Return every line in the entries below where the word "JSON" shows up.

RECORDS PROVIDED Start Marker

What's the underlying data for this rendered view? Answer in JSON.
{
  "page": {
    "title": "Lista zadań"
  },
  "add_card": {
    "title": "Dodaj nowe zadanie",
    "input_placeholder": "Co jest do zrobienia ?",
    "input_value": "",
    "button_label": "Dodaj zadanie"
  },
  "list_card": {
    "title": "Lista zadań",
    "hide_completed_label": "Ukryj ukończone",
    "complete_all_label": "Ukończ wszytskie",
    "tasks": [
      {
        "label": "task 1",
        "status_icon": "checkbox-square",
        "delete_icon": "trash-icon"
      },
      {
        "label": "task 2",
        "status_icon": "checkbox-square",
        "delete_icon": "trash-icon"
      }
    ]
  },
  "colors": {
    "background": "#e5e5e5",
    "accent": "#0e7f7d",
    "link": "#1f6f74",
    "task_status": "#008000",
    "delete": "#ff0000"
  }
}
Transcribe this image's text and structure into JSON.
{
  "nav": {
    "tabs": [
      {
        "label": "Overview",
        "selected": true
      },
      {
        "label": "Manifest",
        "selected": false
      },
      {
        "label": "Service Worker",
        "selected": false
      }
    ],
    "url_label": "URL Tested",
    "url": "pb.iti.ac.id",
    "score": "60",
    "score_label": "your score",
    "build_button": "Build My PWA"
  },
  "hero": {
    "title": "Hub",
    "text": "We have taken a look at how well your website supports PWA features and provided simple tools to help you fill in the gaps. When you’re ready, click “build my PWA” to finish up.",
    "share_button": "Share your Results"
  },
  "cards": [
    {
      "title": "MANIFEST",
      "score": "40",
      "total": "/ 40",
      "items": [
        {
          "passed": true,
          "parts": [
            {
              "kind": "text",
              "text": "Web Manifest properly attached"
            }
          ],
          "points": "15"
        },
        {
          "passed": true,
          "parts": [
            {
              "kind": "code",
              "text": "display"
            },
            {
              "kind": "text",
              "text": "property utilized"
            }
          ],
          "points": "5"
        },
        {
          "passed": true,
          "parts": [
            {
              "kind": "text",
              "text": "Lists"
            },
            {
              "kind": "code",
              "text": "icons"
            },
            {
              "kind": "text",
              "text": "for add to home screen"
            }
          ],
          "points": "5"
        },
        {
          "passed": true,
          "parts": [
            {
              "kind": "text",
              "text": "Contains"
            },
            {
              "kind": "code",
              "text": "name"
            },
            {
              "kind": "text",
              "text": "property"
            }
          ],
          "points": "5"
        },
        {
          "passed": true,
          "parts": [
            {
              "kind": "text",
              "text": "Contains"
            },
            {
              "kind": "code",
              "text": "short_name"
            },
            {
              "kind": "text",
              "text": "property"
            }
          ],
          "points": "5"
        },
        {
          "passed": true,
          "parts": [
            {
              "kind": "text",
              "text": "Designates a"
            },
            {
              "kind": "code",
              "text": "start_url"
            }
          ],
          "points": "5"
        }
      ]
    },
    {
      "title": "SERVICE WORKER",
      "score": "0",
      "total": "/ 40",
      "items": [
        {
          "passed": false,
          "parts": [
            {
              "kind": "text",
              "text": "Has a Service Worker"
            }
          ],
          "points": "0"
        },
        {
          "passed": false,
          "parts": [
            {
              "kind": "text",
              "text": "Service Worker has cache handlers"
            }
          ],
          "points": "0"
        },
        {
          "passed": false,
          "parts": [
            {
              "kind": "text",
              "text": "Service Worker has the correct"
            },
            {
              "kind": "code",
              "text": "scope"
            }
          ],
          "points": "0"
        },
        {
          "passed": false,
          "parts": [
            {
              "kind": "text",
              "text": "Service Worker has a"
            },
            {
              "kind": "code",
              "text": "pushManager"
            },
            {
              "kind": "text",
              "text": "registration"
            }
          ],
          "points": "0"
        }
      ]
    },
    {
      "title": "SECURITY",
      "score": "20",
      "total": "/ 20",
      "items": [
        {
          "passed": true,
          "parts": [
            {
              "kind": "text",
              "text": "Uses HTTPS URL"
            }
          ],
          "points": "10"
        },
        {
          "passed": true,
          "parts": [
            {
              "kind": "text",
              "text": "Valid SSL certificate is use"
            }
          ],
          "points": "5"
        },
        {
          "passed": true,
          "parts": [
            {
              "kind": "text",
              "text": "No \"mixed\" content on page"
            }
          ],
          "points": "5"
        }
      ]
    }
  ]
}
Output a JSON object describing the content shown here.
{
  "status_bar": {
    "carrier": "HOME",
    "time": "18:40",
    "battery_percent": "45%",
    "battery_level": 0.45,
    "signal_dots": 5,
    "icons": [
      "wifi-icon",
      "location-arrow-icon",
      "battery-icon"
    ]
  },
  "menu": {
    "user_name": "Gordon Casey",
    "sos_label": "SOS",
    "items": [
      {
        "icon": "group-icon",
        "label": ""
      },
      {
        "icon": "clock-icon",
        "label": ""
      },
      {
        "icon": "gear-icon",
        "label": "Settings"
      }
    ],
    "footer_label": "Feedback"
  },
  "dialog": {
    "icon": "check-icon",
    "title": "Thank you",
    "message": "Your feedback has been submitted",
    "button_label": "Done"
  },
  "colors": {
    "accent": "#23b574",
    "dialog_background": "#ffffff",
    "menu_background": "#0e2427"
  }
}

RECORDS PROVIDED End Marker

- _YOUR SOLUTION_
What's the underlying data for this rendered view? Answer in JSON.
Transcribe this image's text and structure into JSON.
Output a JSON object describing the content shown here.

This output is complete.